Source data
++++++++++

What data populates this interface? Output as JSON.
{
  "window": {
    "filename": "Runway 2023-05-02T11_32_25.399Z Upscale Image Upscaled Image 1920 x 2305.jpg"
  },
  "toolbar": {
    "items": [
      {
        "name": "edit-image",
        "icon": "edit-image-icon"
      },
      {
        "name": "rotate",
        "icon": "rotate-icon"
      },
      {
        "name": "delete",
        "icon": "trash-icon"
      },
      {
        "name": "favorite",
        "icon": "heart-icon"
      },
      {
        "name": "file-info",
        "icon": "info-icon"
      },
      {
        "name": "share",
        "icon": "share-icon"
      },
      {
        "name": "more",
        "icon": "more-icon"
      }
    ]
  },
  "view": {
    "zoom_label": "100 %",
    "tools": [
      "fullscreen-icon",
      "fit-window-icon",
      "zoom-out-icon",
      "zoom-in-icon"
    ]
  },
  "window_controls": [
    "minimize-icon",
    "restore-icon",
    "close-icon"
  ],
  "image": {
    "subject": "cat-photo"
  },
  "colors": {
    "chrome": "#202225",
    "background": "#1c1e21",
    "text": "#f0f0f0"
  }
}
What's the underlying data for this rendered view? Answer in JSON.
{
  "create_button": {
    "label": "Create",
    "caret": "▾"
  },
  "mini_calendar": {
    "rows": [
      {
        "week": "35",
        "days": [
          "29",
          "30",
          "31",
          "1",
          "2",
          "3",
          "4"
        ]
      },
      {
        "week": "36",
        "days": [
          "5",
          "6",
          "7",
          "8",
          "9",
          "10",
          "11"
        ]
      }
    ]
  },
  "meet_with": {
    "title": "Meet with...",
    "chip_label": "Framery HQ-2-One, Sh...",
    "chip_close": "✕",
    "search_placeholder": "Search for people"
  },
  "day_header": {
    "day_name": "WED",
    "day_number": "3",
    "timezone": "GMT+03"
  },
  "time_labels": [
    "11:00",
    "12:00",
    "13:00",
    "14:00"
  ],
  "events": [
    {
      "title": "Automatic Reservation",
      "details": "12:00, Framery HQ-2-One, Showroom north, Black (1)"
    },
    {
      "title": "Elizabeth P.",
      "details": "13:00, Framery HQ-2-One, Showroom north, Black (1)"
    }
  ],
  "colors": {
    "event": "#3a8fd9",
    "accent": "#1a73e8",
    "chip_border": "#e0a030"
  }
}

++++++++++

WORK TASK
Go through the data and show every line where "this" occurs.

EXERCISE SOLUTION
What data populates this interface? Output as JSON.
What's the underlying data for this rendered view? Answer in JSON.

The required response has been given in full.